TASK ITEM » Determine how many lines of the data below contain "conditions", then give only that number.
ENTRIES SUPPLIED below:
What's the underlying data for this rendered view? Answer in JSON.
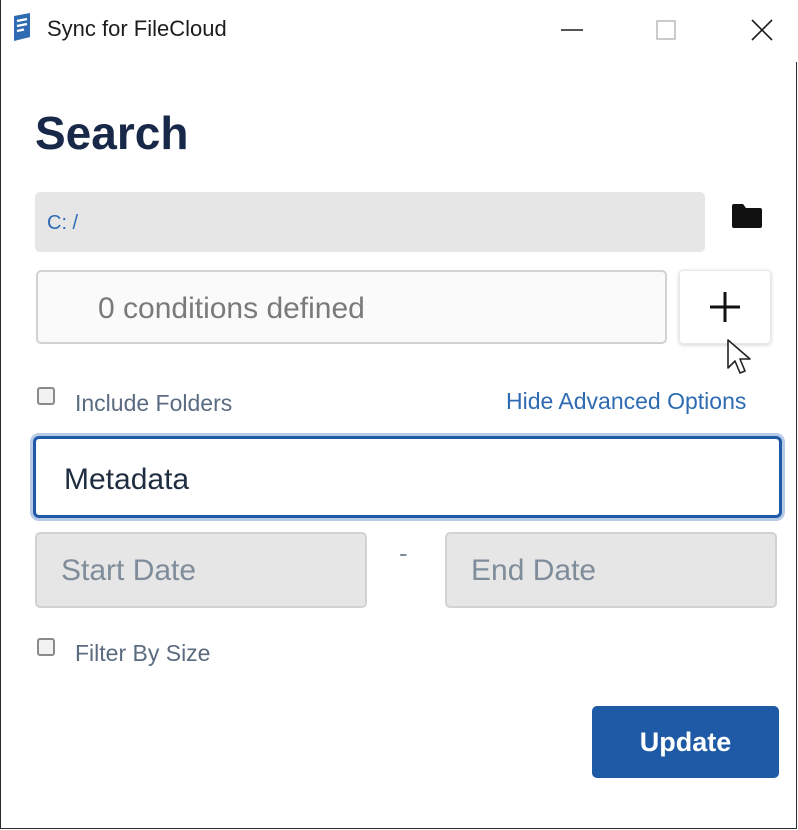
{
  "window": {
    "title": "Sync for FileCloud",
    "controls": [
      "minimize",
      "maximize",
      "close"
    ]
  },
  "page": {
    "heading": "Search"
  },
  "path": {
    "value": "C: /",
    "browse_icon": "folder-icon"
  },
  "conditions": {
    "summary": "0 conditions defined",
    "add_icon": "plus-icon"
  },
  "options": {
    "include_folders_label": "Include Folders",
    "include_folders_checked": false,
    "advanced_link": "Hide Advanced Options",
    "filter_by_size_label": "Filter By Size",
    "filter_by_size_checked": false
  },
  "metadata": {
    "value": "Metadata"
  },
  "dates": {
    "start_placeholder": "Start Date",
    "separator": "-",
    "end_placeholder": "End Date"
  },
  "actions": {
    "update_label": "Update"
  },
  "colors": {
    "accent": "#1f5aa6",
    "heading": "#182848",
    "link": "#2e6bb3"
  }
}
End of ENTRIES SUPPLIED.
SOLUTION FOR THIS PROBLEM » 2